Aglianico del Vulture trembles with new eruptions…


Left: Dramatic views of Mount Vulture in Basilicata, south-west Italy. Right: Cactus Barile

Left: Dramatic views of Mount Vulture in Basilicata, south-west Italy. Right: Cactus Barile

Italian Buyer David Berry Green reports from the vineyards surrounding the Monte Vulture volcano, and finds the political temperature is rising amongst the producers.

Basilicata’s mountain vineyard, the brooding volcanic Monte Vulture, surrounded by one thousand hectares of noble Aglianico vine, threatens to ‘erupt’ anew, despite having lain dormant for 300,000 years.

I’m just back from a couple of days in the field, meeting up with a dozen or so producers to hear and taste what’s new. The big news is that from vintage 2011, Aglianico del Vulture has graduated to DOCG (Denominazione d’Origine Controllata e Garantita), having been a (inactive) DOC since 1971, joining Taurasi, the other Aglianico DOCG since 1993, at the top table. To qualify for DOCG status, producers must designate a maximum of 10% of their harvest as DOCG at yields of 56hl/ha, requiring at least three years’ ageing (two in oak barrels).

But, this being Italy, the same producers can release the remaining 90% as Aglianico del Vulture DOC, wine made from higher yields (70hl/ha), with no ageing in oak required – only that the DOC wine cannot be sold before 1 November the following year. Consumers will have to look closely at the label’s small print. And rather than establishing a more limited ‘sottazona’ – area for the DOCG – one focusing on the key villages of Barile, Ginestra, Ripacandida, Melfi, Maschito, Venosa – it seems that the ‘vignaioli’ (vignerons) acquiesced to the political might of the region’s cooperative, the Cantina di Venosa, responsible for buying 60% of the regon’s fruit, to leave the boundaries conveniently vague. A better idea perhaps would have been to follow Montalcino in having two wines: Aglianico del Vulture DOCG and Rosso del Vulture DOC…

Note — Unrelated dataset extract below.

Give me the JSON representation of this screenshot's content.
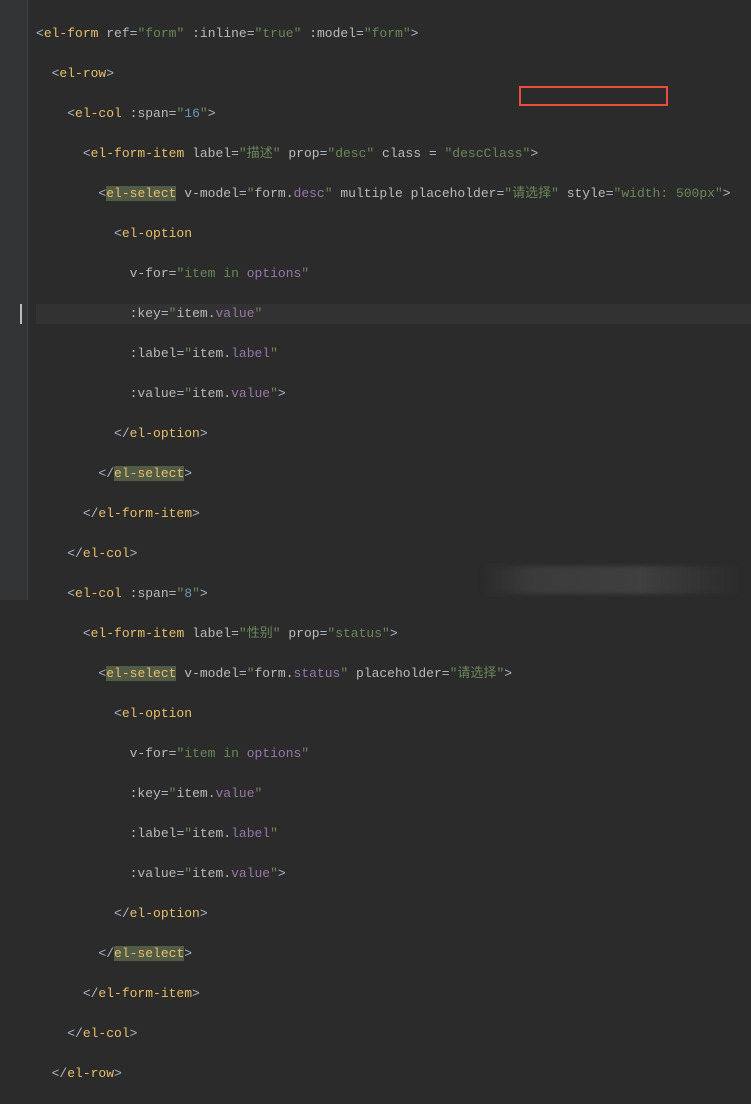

Elsewhere the news from the 53-or-so bottlers of Aglianico del Vulture is of regeneration and division. Regeneration as more of the new generation choose to bottle (more of) their fruit rather than sell it off (to the Cantina di Venosa): roughly 60% of those visited had begun to bottle (commercially) for the first time in 10 years.

Mount Vulture

Mount Vulture

Division has erupted among two of the most historic and prestigious names: Paternoster and D’Angelo. Brothers Vito and Sergio Paternoster no longer work together, with Sergio (the enologo) now offering his services to other new cantine such as Carbone. Meanwhile the roof has truly been lifted off the D’Angelo cantina, following the death of Lucio d’Angelo in 2007 and subsequent dismissal of his brother and winemaker Donato a year later. Echoes of the Langhe, where (winemaker) Luigi Oddero was expelled from his family estate in 2006, forcing him too to start afresh.

In the meantime, southern Italy’s answer to Nebbiolo, the Aglianico grape continues to flourish on the ancient black lava flows, producing full, deep purple, inky wines, redolent with black currant skin and smoky lava aromas, broad damson pulpiness and welcome minerality to partner spicy sausage piatti. The province is also famous for its mineral water that flows in abundance in aquifers under the rock; indeed the grape seems to thrive most in the hottest years.

Talking of vintages: 2013 followed the pattern of the rest of Italy, witnessing a return to more classical harvest dates (the end of October), while enjoying a hotter, drier October than further north. It seems that 2012 looks decidedly stronger than in the North, with alternating heat and humidity; 2011 boasted extreme heat and drought, yielding rich suave wines, as per Carbone’s soon-to-be released ‘Stupor Mundi’ Aglianico del Vulture DOCG and Musto Carmelitano’s  juicy ‘Serra del Prete’ Aglianico del Vulture DOC. Vintages 2010 and 2009 were much damper.